WHAT THIS TASK INVOLVES
Wherever "genes" turns up in the entries, copy out the line that holds it.

(Page and application data records)
⟨

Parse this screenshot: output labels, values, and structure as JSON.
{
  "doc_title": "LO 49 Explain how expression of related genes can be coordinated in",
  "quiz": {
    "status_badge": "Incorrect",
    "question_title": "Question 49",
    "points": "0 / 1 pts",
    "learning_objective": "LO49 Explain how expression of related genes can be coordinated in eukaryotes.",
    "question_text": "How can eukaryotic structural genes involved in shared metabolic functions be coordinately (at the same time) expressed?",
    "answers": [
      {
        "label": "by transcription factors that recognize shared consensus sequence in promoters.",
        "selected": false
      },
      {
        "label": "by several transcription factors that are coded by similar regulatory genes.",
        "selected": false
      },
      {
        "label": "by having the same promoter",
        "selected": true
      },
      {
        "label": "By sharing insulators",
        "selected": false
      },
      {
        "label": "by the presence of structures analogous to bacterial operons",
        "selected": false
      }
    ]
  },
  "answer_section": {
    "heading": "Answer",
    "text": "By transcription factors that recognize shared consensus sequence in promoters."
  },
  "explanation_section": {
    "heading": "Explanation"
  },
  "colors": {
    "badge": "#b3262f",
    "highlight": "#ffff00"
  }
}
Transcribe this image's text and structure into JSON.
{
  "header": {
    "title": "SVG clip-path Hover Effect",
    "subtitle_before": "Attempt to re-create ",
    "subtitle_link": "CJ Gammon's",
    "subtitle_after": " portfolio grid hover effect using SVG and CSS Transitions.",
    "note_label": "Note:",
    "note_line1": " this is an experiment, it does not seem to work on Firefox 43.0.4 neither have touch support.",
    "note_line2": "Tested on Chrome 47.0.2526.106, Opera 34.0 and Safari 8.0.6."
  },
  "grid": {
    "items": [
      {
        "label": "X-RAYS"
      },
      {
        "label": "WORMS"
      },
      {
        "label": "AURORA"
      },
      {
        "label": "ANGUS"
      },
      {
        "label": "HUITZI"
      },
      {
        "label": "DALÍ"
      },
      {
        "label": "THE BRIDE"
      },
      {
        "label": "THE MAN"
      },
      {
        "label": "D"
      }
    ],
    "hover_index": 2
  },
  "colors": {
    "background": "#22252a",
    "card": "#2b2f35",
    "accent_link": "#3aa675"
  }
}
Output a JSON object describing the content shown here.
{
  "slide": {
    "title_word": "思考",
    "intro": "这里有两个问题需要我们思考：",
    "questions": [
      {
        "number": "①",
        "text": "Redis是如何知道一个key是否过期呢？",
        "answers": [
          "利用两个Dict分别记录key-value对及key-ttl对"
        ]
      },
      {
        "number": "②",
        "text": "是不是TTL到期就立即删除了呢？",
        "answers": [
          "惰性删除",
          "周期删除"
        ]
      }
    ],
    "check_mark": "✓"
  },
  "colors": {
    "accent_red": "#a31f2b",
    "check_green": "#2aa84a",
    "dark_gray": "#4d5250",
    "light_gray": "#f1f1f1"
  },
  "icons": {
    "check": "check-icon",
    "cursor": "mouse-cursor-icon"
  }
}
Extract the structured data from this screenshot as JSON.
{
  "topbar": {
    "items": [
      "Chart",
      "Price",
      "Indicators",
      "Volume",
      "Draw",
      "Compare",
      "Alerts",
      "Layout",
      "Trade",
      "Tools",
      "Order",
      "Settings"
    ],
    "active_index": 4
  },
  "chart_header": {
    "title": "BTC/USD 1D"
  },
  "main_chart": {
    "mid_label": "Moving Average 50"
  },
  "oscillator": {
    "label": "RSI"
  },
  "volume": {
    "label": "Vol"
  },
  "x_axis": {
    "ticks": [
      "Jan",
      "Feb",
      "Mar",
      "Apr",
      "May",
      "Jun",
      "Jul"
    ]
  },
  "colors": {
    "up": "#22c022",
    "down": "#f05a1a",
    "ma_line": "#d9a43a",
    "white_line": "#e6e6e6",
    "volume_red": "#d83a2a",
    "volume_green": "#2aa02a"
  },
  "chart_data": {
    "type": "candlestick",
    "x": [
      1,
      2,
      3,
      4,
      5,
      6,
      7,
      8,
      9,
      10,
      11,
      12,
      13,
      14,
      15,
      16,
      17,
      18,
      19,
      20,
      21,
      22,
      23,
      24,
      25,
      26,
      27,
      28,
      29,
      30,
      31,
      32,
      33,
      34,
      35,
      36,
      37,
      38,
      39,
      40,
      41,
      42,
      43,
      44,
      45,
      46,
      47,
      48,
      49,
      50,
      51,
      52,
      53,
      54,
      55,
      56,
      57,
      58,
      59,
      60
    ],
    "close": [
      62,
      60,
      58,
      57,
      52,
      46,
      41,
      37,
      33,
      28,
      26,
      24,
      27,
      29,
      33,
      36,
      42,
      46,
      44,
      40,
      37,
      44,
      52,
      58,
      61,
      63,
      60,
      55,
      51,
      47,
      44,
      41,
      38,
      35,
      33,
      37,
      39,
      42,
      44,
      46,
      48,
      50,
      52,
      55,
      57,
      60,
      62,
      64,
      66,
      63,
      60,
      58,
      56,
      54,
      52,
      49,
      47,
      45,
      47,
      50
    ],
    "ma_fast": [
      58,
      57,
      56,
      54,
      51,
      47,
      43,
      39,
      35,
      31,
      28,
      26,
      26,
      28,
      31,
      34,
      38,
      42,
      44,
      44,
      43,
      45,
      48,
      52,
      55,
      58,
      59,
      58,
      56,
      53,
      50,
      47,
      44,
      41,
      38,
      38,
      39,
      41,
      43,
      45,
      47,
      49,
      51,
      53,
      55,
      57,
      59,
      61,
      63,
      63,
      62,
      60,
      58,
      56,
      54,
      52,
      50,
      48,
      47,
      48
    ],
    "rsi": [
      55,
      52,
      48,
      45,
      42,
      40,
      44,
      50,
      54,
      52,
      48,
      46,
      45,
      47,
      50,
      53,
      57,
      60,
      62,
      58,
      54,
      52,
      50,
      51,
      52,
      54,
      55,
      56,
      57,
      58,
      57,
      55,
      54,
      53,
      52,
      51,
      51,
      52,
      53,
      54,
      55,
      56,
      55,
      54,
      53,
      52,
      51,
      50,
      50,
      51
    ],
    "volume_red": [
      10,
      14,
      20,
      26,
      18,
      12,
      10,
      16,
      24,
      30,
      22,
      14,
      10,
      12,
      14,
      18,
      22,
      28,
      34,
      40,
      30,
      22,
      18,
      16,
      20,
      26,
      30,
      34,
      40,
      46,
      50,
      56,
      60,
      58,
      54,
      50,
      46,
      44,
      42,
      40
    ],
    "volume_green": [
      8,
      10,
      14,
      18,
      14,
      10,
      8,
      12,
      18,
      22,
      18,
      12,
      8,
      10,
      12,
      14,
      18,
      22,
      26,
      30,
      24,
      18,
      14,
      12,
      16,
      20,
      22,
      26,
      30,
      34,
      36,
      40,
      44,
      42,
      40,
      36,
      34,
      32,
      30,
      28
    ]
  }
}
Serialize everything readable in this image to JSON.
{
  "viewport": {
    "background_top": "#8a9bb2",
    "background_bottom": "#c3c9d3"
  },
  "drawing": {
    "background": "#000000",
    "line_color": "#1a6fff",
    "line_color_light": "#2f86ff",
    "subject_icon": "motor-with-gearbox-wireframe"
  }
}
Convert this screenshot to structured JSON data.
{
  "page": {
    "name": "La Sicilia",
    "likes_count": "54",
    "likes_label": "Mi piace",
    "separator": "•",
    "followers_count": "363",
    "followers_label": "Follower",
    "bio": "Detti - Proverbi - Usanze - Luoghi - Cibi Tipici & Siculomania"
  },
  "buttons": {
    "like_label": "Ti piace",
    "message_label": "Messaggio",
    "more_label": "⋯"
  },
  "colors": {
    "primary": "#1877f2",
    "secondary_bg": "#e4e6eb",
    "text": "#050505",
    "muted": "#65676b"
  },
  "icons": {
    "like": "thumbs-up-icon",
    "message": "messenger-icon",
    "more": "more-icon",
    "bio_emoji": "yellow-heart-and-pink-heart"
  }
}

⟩

RESULT
  "doc_title": "LO 49 Explain how expression of related genes can be coordinated in",
    "learning_objective": "LO49 Explain how expression of related genes can be coordinated in eukaryotes.",
    "question_text": "How can eukaryotic structural genes involved in shared metabolic functions be coordinately (at the same time) expressed?",
        "label": "by several transcription factors that are coded by similar regulatory genes.",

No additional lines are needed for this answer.